The following text was automatically extracted from the image on this page using optical character recognition software:
THE SOUTHWESTERN HISTORICAL QUARTERLY
VOL. LI APRIL, 1948 No. 4
Ilisttor front the Cetsus
BARNES F. LATHROP
THE original manuscript returns of the decennial census
enumerations of the United States, beginning in 1790,
have long been prized by genealogists, and in the last
twenty-odd years have received increasing 'appreciation among
historians.' Yet employment of this material in historical work
remains on the whole so sporadic or so slight that the unprinted
census records must still be classed as a great neglected source.
The present article undertakes to describe the manuscript sched-
ules, and to canvass their potential uses, in the hope of attracting
more attention to the census source in general, and to the returns
for Texas, 1850-188o, in particular.
1The priority in census exploration of genealogists and other seekers after per-
sonal detail is manifest in the annual reports, 1904 and following, of the Director
of the Census.
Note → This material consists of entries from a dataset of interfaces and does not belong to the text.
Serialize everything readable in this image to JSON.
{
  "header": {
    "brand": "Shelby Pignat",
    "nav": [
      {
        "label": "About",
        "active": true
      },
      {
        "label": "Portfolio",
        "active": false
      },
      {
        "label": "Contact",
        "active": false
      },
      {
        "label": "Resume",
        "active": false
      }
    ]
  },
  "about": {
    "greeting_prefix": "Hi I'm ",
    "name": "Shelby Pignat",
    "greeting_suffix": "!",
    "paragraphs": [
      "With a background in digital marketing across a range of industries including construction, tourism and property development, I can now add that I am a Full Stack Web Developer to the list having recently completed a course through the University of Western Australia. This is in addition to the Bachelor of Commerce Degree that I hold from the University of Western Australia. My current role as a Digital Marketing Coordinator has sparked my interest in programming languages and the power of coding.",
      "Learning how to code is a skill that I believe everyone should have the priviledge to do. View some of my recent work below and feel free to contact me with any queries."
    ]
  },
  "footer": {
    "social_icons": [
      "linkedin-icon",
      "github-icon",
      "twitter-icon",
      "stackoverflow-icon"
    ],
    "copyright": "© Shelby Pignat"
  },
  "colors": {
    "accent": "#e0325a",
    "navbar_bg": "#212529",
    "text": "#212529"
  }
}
On census data in relation to genealogy, see Gilbert Harry Doane,
Searching for Your Ancestors: The Why and How of Genealogy (New York, Lon-
don, c. 1937), 144-156, 232-235, and index under "Census." Joseph A. Hill, in
"The Historical Value of the Census Records," a paper read before the American
Historical Association, and published in Annual Report, 19o8, vol. I (Washington,
1909), 197-208, made perhaps the earliest effort to interest historians in census
subjects. A recent invitation to the census appears at pages 48-51 in that excellent
manual, Local History, How to Gather It, Write It, and Publish It (n.p., [19441),
by Donald Dean Parker, revised and edited by Bertha E. Josephson for the Social
Science Research Council. Examples of Texas studies depending in some part upon
the manuscript census returns include R. L. Biesele, The History of the German
Settlements in Texas, z83x-z861 (Austin, c. 1930); Abigail Curlee, A Study
of Texas Slave Plantations, 1822 to 1865 (unpublished Ph.D. dissertation, The
University of Texas, 1932); A. F. Muir, "The Free Negro in Harris County, Texas,"
Southwestern Historical Quarterly, XLVI (Jan., 1943), 214-238; I. T. Taylor, The
Cavalcade of Jackson County (San Antonio, c. 1938) ; G. W. Tyler, The History of
Bell County (ed. by Charles W. Ramsdell; San Antonio, 1936); and Clarence R.
Wharton, History of Fort Bend County (San Antonio, 1939).
Here’s what’s next.
This issue can be searched. Note: Results may vary based on the legibility of text within the document.
Tools / Downloads
Get a copy of this page or view the extracted text.
Citing and Sharing
Basic information for referencing this web page. We also provide extended guidance on usage rights, references, copying or embedding.
Reference the current page of this Periodical.
Texas State Historical Association. The Southwestern Historical Quarterly, Volume 51, July 1947 - April, 1948, periodical, 1948; Austin, Texas. (texashistory.unt.edu/ark:/67531/metapth101119/m1/387/?rotate=270: accessed November 20, 2017), University of North Texas Libraries, The Portal to Texas History, texashistory.unt.edu; crediting Texas State Historical Association.